▶ **TASK BRIEF**
Would you please write out every record exactly?

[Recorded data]
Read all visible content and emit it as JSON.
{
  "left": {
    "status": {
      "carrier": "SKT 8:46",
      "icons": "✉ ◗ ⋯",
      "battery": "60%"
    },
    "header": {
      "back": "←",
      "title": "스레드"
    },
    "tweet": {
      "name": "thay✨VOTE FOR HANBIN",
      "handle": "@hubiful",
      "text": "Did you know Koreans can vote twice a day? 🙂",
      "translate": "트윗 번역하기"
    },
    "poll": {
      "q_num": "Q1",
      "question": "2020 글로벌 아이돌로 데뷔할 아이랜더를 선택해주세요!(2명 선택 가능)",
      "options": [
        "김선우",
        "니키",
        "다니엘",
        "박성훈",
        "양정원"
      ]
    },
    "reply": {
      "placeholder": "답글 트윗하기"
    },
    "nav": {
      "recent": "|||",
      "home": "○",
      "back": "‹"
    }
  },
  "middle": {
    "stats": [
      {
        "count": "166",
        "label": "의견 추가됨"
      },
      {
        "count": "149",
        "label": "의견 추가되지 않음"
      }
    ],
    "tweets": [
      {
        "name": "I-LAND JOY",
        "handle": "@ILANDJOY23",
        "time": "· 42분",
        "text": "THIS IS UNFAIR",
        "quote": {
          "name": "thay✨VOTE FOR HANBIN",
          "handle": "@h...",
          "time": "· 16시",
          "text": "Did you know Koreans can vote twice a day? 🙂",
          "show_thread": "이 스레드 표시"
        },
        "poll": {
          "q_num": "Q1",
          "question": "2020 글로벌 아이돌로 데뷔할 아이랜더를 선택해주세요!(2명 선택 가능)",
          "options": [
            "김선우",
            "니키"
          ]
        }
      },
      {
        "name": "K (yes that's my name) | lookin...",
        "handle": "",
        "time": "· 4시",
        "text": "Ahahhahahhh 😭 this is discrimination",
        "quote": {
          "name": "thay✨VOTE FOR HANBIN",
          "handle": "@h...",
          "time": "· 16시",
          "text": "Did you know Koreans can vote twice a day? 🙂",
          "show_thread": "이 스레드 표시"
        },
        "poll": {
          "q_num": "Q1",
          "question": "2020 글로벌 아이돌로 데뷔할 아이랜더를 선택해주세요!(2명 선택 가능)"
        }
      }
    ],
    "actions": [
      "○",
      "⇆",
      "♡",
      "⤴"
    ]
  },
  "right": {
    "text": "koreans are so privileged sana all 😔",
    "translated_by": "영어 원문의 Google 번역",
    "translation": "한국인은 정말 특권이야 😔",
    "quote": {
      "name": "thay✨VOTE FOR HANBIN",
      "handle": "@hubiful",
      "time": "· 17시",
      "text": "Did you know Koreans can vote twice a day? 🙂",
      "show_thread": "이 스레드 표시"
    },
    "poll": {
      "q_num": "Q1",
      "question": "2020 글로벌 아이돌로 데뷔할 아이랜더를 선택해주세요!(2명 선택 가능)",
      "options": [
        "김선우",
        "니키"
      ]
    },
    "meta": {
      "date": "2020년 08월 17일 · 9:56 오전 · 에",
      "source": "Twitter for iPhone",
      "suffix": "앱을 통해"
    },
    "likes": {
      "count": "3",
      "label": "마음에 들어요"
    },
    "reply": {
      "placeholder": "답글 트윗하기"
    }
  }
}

▶ **RESULT OF THIS TASK**
Read all visible content and emit it as JSON.
{
  "left": {
    "status": {
      "carrier": "SKT 8:46",
      "icons": "✉ ◗ ⋯",
      "battery": "60%"
    },
    "header": {
      "back": "←",
      "title": "스레드"
    },
    "tweet": {
      "name": "thay✨VOTE FOR HANBIN",
      "handle": "@hubiful",
      "text": "Did you know Koreans can vote twice a day? 🙂",
      "translate": "트윗 번역하기"
    },
    "poll": {
      "q_num": "Q1",
      "question": "2020 글로벌 아이돌로 데뷔할 아이랜더를 선택해주세요!(2명 선택 가능)",
      "options": [
        "김선우",
        "니키",
        "다니엘",
        "박성훈",
        "양정원"
      ]
    },
    "reply": {
      "placeholder": "답글 트윗하기"
    },
    "nav": {
      "recent": "|||",
      "home": "○",
      "back": "‹"
    }
  },
  "middle": {
    "stats": [
      {
        "count": "166",
        "label": "의견 추가됨"
      },
      {
        "count": "149",
        "label": "의견 추가되지 않음"
      }
    ],
    "tweets": [
      {
        "name": "I-LAND JOY",
        "handle": "@ILANDJOY23",
        "time": "· 42분",
        "text": "THIS IS UNFAIR",
        "quote": {
          "name": "thay✨VOTE FOR HANBIN",
          "handle": "@h...",
          "time": "· 16시",
          "text": "Did you know Koreans can vote twice a day? 🙂",
          "show_thread": "이 스레드 표시"
        },
        "poll": {
          "q_num": "Q1",
          "question": "2020 글로벌 아이돌로 데뷔할 아이랜더를 선택해주세요!(2명 선택 가능)",
          "options": [
            "김선우",
            "니키"
          ]
        }
      },
      {
        "name": "K (yes that's my name) | lookin...",
        "handle": "",
        "time": "· 4시",
        "text": "Ahahhahahhh 😭 this is discrimination",
        "quote": {
          "name": "thay✨VOTE FOR HANBIN",
          "handle": "@h...",
          "time": "· 16시",
          "text": "Did you know Koreans can vote twice a day? 🙂",
          "show_thread": "이 스레드 표시"
        },
        "poll": {
          "q_num": "Q1",
          "question": "2020 글로벌 아이돌로 데뷔할 아이랜더를 선택해주세요!(2명 선택 가능)"
        }
      }
    ],
    "actions": [
      "○",
      "⇆",
      "♡",
      "⤴"
    ]
  },
  "right": {
    "text": "koreans are so privileged sana all 😔",
    "translated_by": "영어 원문의 Google 번역",
    "translation": "한국인은 정말 특권이야 😔",
    "quote": {
      "name": "thay✨VOTE FOR HANBIN",
      "handle": "@hubiful",
      "time": "· 17시",
      "text": "Did you know Koreans can vote twice a day? 🙂",
      "show_thread": "이 스레드 표시"
    },
    "poll": {
      "q_num": "Q1",
      "question": "2020 글로벌 아이돌로 데뷔할 아이랜더를 선택해주세요!(2명 선택 가능)",
      "options": [
        "김선우",
        "니키"
      ]
    },
    "meta": {
      "date": "2020년 08월 17일 · 9:56 오전 · 에",
      "source": "Twitter for iPhone",
      "suffix": "앱을 통해"
    },
    "likes": {
      "count": "3",
      "label": "마음에 들어요"
    },
    "reply": {
      "placeholder": "답글 트윗하기"
    }
  }
}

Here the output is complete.